==== Data excerpts

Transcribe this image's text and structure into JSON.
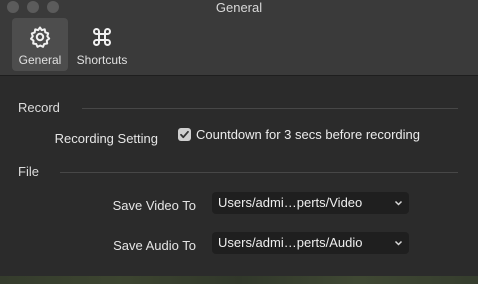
{
  "window": {
    "title": "General"
  },
  "toolbar": {
    "tabs": [
      {
        "label": "General",
        "icon": "gear-icon"
      },
      {
        "label": "Shortcuts",
        "icon": "command-icon"
      }
    ]
  },
  "record": {
    "header": "Record",
    "setting_label": "Recording Setting",
    "countdown_label": "Countdown for 3 secs before recording",
    "countdown_checked": true
  },
  "file": {
    "header": "File",
    "video_label": "Save Video To",
    "video_path": "Users/admi…perts/Video",
    "audio_label": "Save Audio To",
    "audio_path": "Users/admi…perts/Audio"
  },
  "colors": {
    "background": "#2b2b2b",
    "toolbar": "#3a3a3a",
    "select_bg": "#1f1f1f"
  }
}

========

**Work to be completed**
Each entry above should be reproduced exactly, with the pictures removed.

**Completed exercise**
Transcribe this image's text and structure into JSON.
{
  "window": {
    "title": "General"
  },
  "toolbar": {
    "tabs": [
      {
        "label": "General",
        "icon": "gear-icon"
      },
      {
        "label": "Shortcuts",
        "icon": "command-icon"
      }
    ]
  },
  "record": {
    "header": "Record",
    "setting_label": "Recording Setting",
    "countdown_label": "Countdown for 3 secs before recording",
    "countdown_checked": true
  },
  "file": {
    "header": "File",
    "video_label": "Save Video To",
    "video_path": "Users/admi…perts/Video",
    "audio_label": "Save Audio To",
    "audio_path": "Users/admi…perts/Audio"
  },
  "colors": {
    "background": "#2b2b2b",
    "toolbar": "#3a3a3a",
    "select_bg": "#1f1f1f"
  }
}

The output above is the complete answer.